As we are in the midst of rethinking our publishing processes, I’ve been looking at the current crop of tools, and (for our needs) three of them stand out over their competitors. Adobe, AuthorIT and MadCap seem to be heading for a battle royale, with the latter two the David to Adobe’s Goliath. But who will win?
Before yesterday I wouldn’t really have put MadCap in that battle but it’s been a busy time for MadCap, who (yesterday):
..unveiled its roadmap for the first complete, native XML software family designed to solve all of a company’s documentation and authoring demands. The MadCap family will include five new products: MadCap Blaze, MadCap Press, MadCap Team Server, MadCap X-Edit, and MadCap X-Edit Express, as well as enhanced versions of MadCap Analyzer, MadCap Flare, MadCap Lingo and MadCap Mimic. The tightly integrated MadCap family will provide companies with an end-to-end solution for developing and delivering content in print, online and on the Web—and in their language of choice.
OK, so MadCap have a lot of ideas, but what does this mean for the technical communications industry? Putting aside discussion on bespoke solutions, in what state is the current crop of “out of the box” products? And, ultimately, why is this news from MadCap so intriguing?
Looking at the current tools the obvious and dominating product is FrameMaker. Recently updated by Adobe and with a new lease of life alongside Robohelp in their Technical Communication Suite, the future looks bright for the product and as the market leader it’s a safe decision to adopt their products and, like Microsoft in the OS business, it’s safe to assume they aren’t going anywhere anytime soon. With a little work and additional tools, the Technical Communication Suite offers a smart multi-publishing system built around well-known and well-proven tools.
Then there is AuthorIT, which has been on my radar for sometime now, and the latest version certainly offers more functionality and builds on their core strengths. Their entire suite covers a lot of the areas that MadCap are targetting and it’s already being used by technical communications departments.
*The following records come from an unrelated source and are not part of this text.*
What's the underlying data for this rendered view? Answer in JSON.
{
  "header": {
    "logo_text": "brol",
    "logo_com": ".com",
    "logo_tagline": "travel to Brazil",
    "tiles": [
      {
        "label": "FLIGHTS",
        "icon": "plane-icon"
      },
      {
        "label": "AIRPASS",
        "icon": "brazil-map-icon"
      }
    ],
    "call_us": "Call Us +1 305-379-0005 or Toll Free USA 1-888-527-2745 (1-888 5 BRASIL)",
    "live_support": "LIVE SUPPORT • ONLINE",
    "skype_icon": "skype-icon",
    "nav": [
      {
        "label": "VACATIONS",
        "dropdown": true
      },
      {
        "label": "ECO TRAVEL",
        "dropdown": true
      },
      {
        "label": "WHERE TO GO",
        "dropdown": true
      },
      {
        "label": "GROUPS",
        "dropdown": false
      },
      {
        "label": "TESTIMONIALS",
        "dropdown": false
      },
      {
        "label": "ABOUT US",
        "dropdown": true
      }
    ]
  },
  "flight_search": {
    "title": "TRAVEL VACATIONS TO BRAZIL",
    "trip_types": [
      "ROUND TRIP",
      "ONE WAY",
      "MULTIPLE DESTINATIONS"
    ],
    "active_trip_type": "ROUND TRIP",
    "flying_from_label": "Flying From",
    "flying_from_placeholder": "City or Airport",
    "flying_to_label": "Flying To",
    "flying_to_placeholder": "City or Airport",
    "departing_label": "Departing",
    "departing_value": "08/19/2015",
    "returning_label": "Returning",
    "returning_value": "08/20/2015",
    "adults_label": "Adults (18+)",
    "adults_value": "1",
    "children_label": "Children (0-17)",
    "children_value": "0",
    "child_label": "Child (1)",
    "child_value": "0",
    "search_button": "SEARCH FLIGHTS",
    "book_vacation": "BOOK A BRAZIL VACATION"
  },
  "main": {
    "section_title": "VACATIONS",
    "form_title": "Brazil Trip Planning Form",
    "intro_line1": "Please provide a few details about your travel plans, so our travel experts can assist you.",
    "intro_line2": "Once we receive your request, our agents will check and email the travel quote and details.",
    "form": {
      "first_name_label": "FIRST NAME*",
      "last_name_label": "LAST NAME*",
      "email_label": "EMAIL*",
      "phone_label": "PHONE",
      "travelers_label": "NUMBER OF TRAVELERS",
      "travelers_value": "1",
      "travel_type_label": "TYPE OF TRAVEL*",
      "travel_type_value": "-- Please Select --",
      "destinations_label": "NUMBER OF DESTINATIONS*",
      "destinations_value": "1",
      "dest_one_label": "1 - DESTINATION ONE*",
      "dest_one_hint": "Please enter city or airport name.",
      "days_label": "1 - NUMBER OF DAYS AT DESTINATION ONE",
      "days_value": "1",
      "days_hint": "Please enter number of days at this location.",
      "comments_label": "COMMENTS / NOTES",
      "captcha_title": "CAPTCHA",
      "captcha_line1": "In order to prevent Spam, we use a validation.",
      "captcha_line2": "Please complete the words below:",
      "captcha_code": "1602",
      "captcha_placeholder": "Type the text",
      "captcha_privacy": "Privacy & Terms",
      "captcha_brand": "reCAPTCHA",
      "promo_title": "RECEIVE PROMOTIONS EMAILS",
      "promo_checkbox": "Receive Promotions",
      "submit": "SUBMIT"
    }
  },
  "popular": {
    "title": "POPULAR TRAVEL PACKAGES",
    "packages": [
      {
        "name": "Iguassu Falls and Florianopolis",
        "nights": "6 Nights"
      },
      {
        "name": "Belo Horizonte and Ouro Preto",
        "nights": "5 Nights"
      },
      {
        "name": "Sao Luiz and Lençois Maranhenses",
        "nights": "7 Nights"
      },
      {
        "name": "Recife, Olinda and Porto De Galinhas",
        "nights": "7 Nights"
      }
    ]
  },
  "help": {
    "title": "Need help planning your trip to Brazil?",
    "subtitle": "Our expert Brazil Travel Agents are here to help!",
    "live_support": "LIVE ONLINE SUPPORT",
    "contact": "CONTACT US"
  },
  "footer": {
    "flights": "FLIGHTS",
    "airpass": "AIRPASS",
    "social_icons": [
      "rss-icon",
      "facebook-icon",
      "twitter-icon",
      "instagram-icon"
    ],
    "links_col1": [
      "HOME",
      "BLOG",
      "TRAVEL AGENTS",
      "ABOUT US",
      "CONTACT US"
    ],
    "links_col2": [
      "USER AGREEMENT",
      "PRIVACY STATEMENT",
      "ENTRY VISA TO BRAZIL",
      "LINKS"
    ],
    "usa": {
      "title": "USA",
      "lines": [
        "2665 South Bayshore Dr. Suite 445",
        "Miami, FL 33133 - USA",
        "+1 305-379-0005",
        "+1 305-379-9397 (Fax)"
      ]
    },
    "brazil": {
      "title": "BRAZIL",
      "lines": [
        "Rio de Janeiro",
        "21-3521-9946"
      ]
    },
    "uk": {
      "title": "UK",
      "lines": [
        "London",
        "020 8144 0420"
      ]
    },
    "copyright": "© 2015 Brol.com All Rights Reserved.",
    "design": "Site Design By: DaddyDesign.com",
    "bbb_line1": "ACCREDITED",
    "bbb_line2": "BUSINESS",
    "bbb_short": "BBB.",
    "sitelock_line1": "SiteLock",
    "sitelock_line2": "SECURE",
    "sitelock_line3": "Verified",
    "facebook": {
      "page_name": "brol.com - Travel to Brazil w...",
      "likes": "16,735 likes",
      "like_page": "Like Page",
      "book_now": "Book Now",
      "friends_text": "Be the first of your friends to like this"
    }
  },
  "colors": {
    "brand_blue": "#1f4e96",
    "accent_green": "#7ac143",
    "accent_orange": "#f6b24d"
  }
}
The latest version is, in essence, a 1.0 so has a few rough edges and issues but the AuthorIT camp are making the right noises and I expect it to become a solid and viable solution for many people wanting to move into multi-format publishing from a single source.
At this point I should really mention the other tools that make up the rest of the market but as I’ve not really been heavily involved with anything else (Arbortext, ForeHelp, HDK are about it) it would be wrong of me to summarise both their market share and their futures (if anyone else has an opinion here I’d love to hear it in the comments). I would guess that, and I include AuthorIT and MadCap in this, the rest of the market outside of Adobe is fairly evenly split across a variety of products.
The new MadCap offerings bulk out their current product set into a complete end to end publishing system and, from what I can see with the limited details on offer, ticks all the boxes. On the other hand, both Adobe and AuthorIT will say the same thing so perhaps we need to see a little more detail before we get too carried away?
Yet, despite the fact that the feature set MadCap announced has a bigger overlap with AuthorIT, the feel is that MadCap are aiming squarely at Adobe. Of course, it’s understandable that they are aiming at the biggest target as chipping away at the other players probably isn’t a sustainable business plan, so the question is whether or not they can beat Adobe at their own game.
Given that Adobe were missing in action for a few years, the speed at which they have ‘caught up’ has impressed me but having seen demos of both their Technical Communication Suite, and of MadCaps offering (before these new products were announced) my gut feel is that Adobe have only caught up and aren’t moving forwards as fast as MadCap. In fact I think it’s safe to say that MadCap, and AuthorIT, are changing the game and I’m not sure if Adobe are properly positioned to respond.
As Ellis, over on the Cherryleaf Blog suggests:
I still have concerns that Adobe still really doesn’t understand the practicalities of technical communication, that features appear as solutions looking for problems to solve. However, Adobe is the market leader and, as we’ve seen in IT many times before, it’s often the company with the best marketing (rather than the best software) that wins.
The latest swathe of products gives MadCap a full, end to end, system that should be able to handle anything a ‘typical’ technical communications team can throw at it. In saying that, without a little more detail it may all be smoke and mirrors (something they’ve been accused of in the past) but the simple fact is that MadCap have already demonstrated they ‘get’ the current marketplace, and they’ve certainly made a big enough splash to warrant the attention.
I wonder, if we fast forward a couple of years, if the marketplace will still have one big player. I suspect not as the noises coming out of both the MadCap and AuthorIT camps speak of big things, so perhaps Adobe need to look over their shoulder and up their game? Regardless, the main winner of this competition is you and I, the technical writers who deal with these products on a daily basis. As far as I’m concerned, the biggest part of the MadCap press release is the fact it exists at all. Challenge the status quo and things start to happen, quickly, and the technical communications community can only benefit.